(DATA SUPPLIED):
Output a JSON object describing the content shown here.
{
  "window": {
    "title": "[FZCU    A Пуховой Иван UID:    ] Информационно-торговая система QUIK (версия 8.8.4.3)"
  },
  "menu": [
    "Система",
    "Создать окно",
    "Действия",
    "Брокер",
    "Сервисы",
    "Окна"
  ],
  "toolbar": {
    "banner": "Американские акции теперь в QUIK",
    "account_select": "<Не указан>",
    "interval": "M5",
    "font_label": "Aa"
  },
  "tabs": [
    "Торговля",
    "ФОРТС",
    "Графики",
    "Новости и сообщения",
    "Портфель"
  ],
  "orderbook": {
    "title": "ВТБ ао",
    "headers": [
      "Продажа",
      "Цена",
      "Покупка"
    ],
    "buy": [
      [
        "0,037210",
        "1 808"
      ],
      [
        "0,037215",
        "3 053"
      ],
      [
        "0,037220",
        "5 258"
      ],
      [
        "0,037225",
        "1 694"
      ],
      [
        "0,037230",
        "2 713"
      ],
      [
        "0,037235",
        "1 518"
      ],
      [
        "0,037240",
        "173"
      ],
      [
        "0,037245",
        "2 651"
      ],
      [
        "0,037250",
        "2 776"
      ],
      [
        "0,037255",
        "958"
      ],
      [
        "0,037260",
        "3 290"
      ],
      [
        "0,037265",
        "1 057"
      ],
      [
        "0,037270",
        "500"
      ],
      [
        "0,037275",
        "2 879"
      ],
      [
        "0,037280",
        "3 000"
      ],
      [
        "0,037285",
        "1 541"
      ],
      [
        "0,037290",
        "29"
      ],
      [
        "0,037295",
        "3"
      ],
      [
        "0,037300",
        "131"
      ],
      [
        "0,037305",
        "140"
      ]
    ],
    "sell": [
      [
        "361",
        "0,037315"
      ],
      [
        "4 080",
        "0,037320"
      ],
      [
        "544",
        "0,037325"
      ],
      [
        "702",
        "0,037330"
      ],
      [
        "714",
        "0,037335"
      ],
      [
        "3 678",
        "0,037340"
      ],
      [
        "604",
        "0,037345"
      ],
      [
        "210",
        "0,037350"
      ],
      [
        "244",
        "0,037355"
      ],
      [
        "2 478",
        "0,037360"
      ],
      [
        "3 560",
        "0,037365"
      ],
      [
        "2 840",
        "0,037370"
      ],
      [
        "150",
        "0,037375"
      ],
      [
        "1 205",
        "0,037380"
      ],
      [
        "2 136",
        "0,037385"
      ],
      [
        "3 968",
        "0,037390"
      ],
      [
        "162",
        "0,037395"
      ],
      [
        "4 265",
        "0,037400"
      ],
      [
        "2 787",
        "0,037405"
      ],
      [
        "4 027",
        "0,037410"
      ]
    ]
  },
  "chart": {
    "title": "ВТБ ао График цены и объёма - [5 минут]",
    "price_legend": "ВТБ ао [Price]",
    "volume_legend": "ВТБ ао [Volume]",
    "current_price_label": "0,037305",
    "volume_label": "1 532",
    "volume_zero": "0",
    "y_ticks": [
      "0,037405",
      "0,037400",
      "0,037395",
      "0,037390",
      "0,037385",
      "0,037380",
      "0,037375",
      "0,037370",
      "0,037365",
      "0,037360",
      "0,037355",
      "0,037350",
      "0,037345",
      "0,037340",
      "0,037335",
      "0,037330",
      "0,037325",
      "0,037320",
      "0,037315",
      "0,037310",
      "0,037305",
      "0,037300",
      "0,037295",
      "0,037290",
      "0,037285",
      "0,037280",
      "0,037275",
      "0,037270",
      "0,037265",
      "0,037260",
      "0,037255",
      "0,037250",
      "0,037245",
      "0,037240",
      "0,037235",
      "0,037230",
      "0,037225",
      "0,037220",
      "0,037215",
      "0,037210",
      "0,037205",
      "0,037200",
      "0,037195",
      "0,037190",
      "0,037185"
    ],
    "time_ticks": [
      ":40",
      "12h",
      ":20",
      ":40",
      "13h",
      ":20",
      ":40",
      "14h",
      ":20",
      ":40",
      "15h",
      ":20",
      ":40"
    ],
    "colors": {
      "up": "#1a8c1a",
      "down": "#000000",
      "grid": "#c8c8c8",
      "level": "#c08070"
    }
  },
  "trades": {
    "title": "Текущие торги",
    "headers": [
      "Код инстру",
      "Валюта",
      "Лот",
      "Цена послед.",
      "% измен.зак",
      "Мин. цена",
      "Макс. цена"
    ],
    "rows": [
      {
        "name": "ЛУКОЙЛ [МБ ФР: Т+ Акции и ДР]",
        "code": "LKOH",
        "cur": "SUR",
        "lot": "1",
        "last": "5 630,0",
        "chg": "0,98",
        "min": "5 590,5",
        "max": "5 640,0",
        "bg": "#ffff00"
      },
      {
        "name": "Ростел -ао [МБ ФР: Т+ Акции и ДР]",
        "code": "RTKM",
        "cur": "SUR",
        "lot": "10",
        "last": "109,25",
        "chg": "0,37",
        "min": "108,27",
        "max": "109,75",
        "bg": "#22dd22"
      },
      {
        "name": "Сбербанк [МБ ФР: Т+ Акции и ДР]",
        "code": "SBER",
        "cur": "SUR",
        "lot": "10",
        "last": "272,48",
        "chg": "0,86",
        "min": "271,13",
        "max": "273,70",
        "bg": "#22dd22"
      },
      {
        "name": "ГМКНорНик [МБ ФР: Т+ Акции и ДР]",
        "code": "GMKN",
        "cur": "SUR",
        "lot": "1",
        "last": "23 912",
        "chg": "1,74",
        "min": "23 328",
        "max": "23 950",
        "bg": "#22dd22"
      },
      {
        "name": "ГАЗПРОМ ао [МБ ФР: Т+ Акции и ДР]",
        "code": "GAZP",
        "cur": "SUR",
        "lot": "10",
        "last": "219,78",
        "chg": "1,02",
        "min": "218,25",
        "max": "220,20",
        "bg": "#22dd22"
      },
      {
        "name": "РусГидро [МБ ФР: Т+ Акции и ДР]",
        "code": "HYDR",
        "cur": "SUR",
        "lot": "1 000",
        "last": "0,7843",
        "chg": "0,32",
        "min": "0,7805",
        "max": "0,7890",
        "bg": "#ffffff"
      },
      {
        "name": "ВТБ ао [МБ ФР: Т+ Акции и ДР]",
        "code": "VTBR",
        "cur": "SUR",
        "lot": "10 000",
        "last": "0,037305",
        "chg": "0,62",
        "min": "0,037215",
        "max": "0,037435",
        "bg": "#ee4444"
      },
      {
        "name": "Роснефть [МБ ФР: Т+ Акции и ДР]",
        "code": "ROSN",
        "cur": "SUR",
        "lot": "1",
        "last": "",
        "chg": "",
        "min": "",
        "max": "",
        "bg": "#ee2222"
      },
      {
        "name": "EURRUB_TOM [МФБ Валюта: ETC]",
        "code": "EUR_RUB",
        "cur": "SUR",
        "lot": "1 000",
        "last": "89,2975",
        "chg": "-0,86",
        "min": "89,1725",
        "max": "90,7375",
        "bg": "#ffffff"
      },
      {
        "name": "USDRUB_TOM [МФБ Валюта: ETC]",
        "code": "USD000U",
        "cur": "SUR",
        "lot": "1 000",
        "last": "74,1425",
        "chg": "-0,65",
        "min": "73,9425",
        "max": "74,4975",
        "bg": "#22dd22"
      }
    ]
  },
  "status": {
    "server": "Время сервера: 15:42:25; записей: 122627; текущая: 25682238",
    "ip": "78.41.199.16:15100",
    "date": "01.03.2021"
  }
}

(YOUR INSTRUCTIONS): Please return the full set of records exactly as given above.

(WRITTEN REPLY):
Output a JSON object describing the content shown here.
{
  "window": {
    "title": "[FZCU    A Пуховой Иван UID:    ] Информационно-торговая система QUIK (версия 8.8.4.3)"
  },
  "menu": [
    "Система",
    "Создать окно",
    "Действия",
    "Брокер",
    "Сервисы",
    "Окна"
  ],
  "toolbar": {
    "banner": "Американские акции теперь в QUIK",
    "account_select": "<Не указан>",
    "interval": "M5",
    "font_label": "Aa"
  },
  "tabs": [
    "Торговля",
    "ФОРТС",
    "Графики",
    "Новости и сообщения",
    "Портфель"
  ],
  "orderbook": {
    "title": "ВТБ ао",
    "headers": [
      "Продажа",
      "Цена",
      "Покупка"
    ],
    "buy": [
      [
        "0,037210",
        "1 808"
      ],
      [
        "0,037215",
        "3 053"
      ],
      [
        "0,037220",
        "5 258"
      ],
      [
        "0,037225",
        "1 694"
      ],
      [
        "0,037230",
        "2 713"
      ],
      [
        "0,037235",
        "1 518"
      ],
      [
        "0,037240",
        "173"
      ],
      [
        "0,037245",
        "2 651"
      ],
      [
        "0,037250",
        "2 776"
      ],
      [
        "0,037255",
        "958"
      ],
      [
        "0,037260",
        "3 290"
      ],
      [
        "0,037265",
        "1 057"
      ],
      [
        "0,037270",
        "500"
      ],
      [
        "0,037275",
        "2 879"
      ],
      [
        "0,037280",
        "3 000"
      ],
      [
        "0,037285",
        "1 541"
      ],
      [
        "0,037290",
        "29"
      ],
      [
        "0,037295",
        "3"
      ],
      [
        "0,037300",
        "131"
      ],
      [
        "0,037305",
        "140"
      ]
    ],
    "sell": [
      [
        "361",
        "0,037315"
      ],
      [
        "4 080",
        "0,037320"
      ],
      [
        "544",
        "0,037325"
      ],
      [
        "702",
        "0,037330"
      ],
      [
        "714",
        "0,037335"
      ],
      [
        "3 678",
        "0,037340"
      ],
      [
        "604",
        "0,037345"
      ],
      [
        "210",
        "0,037350"
      ],
      [
        "244",
        "0,037355"
      ],
      [
        "2 478",
        "0,037360"
      ],
      [
        "3 560",
        "0,037365"
      ],
      [
        "2 840",
        "0,037370"
      ],
      [
        "150",
        "0,037375"
      ],
      [
        "1 205",
        "0,037380"
      ],
      [
        "2 136",
        "0,037385"
      ],
      [
        "3 968",
        "0,037390"
      ],
      [
        "162",
        "0,037395"
      ],
      [
        "4 265",
        "0,037400"
      ],
      [
        "2 787",
        "0,037405"
      ],
      [
        "4 027",
        "0,037410"
      ]
    ]
  },
  "chart": {
    "title": "ВТБ ао График цены и объёма - [5 минут]",
    "price_legend": "ВТБ ао [Price]",
    "volume_legend": "ВТБ ао [Volume]",
    "current_price_label": "0,037305",
    "volume_label": "1 532",
    "volume_zero": "0",
    "y_ticks": [
      "0,037405",
      "0,037400",
      "0,037395",
      "0,037390",
      "0,037385",
      "0,037380",
      "0,037375",
      "0,037370",
      "0,037365",
      "0,037360",
      "0,037355",
      "0,037350",
      "0,037345",
      "0,037340",
      "0,037335",
      "0,037330",
      "0,037325",
      "0,037320",
      "0,037315",
      "0,037310",
      "0,037305",
      "0,037300",
      "0,037295",
      "0,037290",
      "0,037285",
      "0,037280",
      "0,037275",
      "0,037270",
      "0,037265",
      "0,037260",
      "0,037255",
      "0,037250",
      "0,037245",
      "0,037240",
      "0,037235",
      "0,037230",
      "0,037225",
      "0,037220",
      "0,037215",
      "0,037210",
      "0,037205",
      "0,037200",
      "0,037195",
      "0,037190",
      "0,037185"
    ],
    "time_ticks": [
      ":40",
      "12h",
      ":20",
      ":40",
      "13h",
      ":20",
      ":40",
      "14h",
      ":20",
      ":40",
      "15h",
      ":20",
      ":40"
    ],
    "colors": {
      "up": "#1a8c1a",
      "down": "#000000",
      "grid": "#c8c8c8",
      "level": "#c08070"
    }
  },
  "trades": {
    "title": "Текущие торги",
    "headers": [
      "Код инстру",
      "Валюта",
      "Лот",
      "Цена послед.",
      "% измен.зак",
      "Мин. цена",
      "Макс. цена"
    ],
    "rows": [
      {
        "name": "ЛУКОЙЛ [МБ ФР: Т+ Акции и ДР]",
        "code": "LKOH",
        "cur": "SUR",
        "lot": "1",
        "last": "5 630,0",
        "chg": "0,98",
        "min": "5 590,5",
        "max": "5 640,0",
        "bg": "#ffff00"
      },
      {
        "name": "Ростел -ао [МБ ФР: Т+ Акции и ДР]",
        "code": "RTKM",
        "cur": "SUR",
        "lot": "10",
        "last": "109,25",
        "chg": "0,37",
        "min": "108,27",
        "max": "109,75",
        "bg": "#22dd22"
      },
      {
        "name": "Сбербанк [МБ ФР: Т+ Акции и ДР]",
        "code": "SBER",
        "cur": "SUR",
        "lot": "10",
        "last": "272,48",
        "chg": "0,86",
        "min": "271,13",
        "max": "273,70",
        "bg": "#22dd22"
      },
      {
        "name": "ГМКНорНик [МБ ФР: Т+ Акции и ДР]",
        "code": "GMKN",
        "cur": "SUR",
        "lot": "1",
        "last": "23 912",
        "chg": "1,74",
        "min": "23 328",
        "max": "23 950",
        "bg": "#22dd22"
      },
      {
        "name": "ГАЗПРОМ ао [МБ ФР: Т+ Акции и ДР]",
        "code": "GAZP",
        "cur": "SUR",
        "lot": "10",
        "last": "219,78",
        "chg": "1,02",
        "min": "218,25",
        "max": "220,20",
        "bg": "#22dd22"
      },
      {
        "name": "РусГидро [МБ ФР: Т+ Акции и ДР]",
        "code": "HYDR",
        "cur": "SUR",
        "lot": "1 000",
        "last": "0,7843",
        "chg": "0,32",
        "min": "0,7805",
        "max": "0,7890",
        "bg": "#ffffff"
      },
      {
        "name": "ВТБ ао [МБ ФР: Т+ Акции и ДР]",
        "code": "VTBR",
        "cur": "SUR",
        "lot": "10 000",
        "last": "0,037305",
        "chg": "0,62",
        "min": "0,037215",
        "max": "0,037435",
        "bg": "#ee4444"
      },
      {
        "name": "Роснефть [МБ ФР: Т+ Акции и ДР]",
        "code": "ROSN",
        "cur": "SUR",
        "lot": "1",
        "last": "",
        "chg": "",
        "min": "",
        "max": "",
        "bg": "#ee2222"
      },
      {
        "name": "EURRUB_TOM [МФБ Валюта: ETC]",
        "code": "EUR_RUB",
        "cur": "SUR",
        "lot": "1 000",
        "last": "89,2975",
        "chg": "-0,86",
        "min": "89,1725",
        "max": "90,7375",
        "bg": "#ffffff"
      },
      {
        "name": "USDRUB_TOM [МФБ Валюта: ETC]",
        "code": "USD000U",
        "cur": "SUR",
        "lot": "1 000",
        "last": "74,1425",
        "chg": "-0,65",
        "min": "73,9425",
        "max": "74,4975",
        "bg": "#22dd22"
      }
    ]
  },
  "status": {
    "server": "Время сервера: 15:42:25; записей: 122627; текущая: 25682238",
    "ip": "78.41.199.16:15100",
    "date": "01.03.2021"
  }
}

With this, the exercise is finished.